 Perhaps, the central point to make here is that while production conditions for the 2021/22 global harvest are promising for all major crops, there are generally lower stocks. The lower stocks are a catalyst for the knee-jack reactions we have observed on prices whenever there is news of unfavourable weather conditions in major grains and oilseeds production countries. Such price fluctuations happen even if the weather-related news has minimal impact on actual crop conditions. These fluctuations tend to influence also the South African market; hence the prices haven’t softened in the face of a large domestic harvest.

 

A similar phenomenon is true for soybeans regardless of the recent uptick in domestic production. A key point on the global soybeans market is also the rising demand by China and also a potential increase in renewables energy users, which too is contributing to an increase in global prices. In sum, the domestic market is awash with grains supplies, but the prices are unlikely to ease notably. The guiding point for local prices is not what is happening in the fields domestically, instead it is the global events.

 

Data releases this week

 

We start the week with the US Crop Progress Report on the global agricultural data calendar, which will be released by the United States Department of Agriculture (USDA) on Tuesday. The previous report of 27 June 2021 showed that 73% of the US maize crop was rated good/excellent, well above the corresponding period last year where roughly 65% of the crop had such a rating. In soybeans, planting was also completed, with 96% of the crop having emerged. Importantly, 71% of the crop that has emerged was rated good/excellent, compared with 60% in the corresponding period last season.
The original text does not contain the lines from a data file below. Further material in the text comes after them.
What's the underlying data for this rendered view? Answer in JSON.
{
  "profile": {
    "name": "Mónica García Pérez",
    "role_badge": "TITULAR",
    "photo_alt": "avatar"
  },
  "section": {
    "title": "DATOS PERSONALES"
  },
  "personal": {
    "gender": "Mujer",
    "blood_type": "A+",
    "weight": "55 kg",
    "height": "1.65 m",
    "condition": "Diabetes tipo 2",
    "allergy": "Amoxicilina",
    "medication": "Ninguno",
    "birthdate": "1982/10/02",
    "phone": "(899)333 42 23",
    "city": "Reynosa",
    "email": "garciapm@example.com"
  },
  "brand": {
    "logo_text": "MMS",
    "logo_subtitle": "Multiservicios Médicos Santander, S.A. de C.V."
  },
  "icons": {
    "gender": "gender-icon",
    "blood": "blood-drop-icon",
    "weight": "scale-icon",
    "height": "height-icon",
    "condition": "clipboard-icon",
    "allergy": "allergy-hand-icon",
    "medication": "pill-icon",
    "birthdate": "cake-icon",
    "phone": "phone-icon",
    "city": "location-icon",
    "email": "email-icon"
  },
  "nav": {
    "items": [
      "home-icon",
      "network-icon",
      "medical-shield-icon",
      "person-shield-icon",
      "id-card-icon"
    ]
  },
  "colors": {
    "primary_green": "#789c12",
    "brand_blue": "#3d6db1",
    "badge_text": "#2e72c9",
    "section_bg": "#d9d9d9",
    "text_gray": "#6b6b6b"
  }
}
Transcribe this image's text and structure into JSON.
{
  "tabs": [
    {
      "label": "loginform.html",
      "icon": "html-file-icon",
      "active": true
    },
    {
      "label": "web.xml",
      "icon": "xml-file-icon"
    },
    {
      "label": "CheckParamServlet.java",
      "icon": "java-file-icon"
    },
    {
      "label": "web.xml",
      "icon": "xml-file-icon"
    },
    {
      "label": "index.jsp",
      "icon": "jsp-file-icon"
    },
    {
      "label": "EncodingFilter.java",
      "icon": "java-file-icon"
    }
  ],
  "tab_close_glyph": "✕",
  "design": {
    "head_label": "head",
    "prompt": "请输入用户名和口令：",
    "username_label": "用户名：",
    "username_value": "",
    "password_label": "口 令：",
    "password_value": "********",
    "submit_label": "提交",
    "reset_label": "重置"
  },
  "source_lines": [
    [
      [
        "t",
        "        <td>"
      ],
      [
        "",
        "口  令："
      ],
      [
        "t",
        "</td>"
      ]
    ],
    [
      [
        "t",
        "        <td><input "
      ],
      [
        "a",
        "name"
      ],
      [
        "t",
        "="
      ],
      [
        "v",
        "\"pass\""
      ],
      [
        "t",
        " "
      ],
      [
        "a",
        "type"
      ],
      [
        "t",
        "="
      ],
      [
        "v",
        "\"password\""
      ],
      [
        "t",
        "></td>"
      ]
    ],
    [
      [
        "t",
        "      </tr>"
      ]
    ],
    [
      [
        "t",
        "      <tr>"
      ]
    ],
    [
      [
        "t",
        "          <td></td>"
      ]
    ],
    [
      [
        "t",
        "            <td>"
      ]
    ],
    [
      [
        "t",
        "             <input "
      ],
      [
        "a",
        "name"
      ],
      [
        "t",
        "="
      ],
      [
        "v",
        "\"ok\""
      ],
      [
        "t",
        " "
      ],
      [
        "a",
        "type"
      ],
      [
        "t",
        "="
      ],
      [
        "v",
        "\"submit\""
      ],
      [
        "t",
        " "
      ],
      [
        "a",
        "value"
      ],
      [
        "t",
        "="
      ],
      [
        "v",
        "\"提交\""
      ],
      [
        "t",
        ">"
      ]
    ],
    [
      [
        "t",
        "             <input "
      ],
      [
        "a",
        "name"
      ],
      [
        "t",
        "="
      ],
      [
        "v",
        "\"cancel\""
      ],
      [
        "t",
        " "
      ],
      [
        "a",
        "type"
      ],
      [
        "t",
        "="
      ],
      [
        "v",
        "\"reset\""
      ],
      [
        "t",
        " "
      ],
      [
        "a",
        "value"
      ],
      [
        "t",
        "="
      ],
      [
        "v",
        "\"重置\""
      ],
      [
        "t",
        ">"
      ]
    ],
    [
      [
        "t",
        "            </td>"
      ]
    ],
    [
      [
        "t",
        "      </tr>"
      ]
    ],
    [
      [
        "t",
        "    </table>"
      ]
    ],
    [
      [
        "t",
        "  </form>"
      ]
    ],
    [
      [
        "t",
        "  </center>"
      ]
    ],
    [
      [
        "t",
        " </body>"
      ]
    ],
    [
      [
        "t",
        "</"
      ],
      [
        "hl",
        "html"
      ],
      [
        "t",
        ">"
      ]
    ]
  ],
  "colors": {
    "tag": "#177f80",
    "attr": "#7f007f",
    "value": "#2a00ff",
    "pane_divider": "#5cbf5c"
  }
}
The US Weekly Export Sales data is due for release, also by the USDA, on Friday.

 

On the domestic front, on Wednesday, SAGIS will release the Weekly Grain Producer Deliveries data for 2 July 2021. This data cover summer and winter crops, although we only focus on summer crops for now where harvesting is at completion. To recap, on 25 June, about 4 490 tonnes of soybeans were delivered to commercial silos. This placed the soybean producer deliveries for seventeen weeks of the 2021/22 marketing year at 1,79 million tonnes, which equals 93% of the expected harvest of 1,92 million tonnes. Moreover, 525 911 tonnes of sunflower seed for the 2021/22 season had already been delivered to commercial silos in the same week, out of the expected crop of 677 240 tonnes. In maize, the marketing year is different from oilseeds; we are still in the seventh week of the 2021/22 marketing year, which began at the start of May. The producer deliveries currently amount to 8,6 million tonnes, which equates to 53% of the expected crop of 16,2 million tonnes.

 

 On Thursday, SAGIS will release the Weekly Grain Trade data for the week of 2 July 2021. In the week of 25 June, which was the eighth week of South Africa's 2021/22 maize marketing year, total maize exports amounted to 605 023 tonnes. The seasonal export forecast is 2,6 million tonnes, slightly below the previous season because of an anticipated decline in regional demand. In terms of wheat, South Africa is a net importer. On 25 June, imports amounted to 1,2 million tonnes, equating to 75% of the seasonal import forecast of 1,6 million tonnes.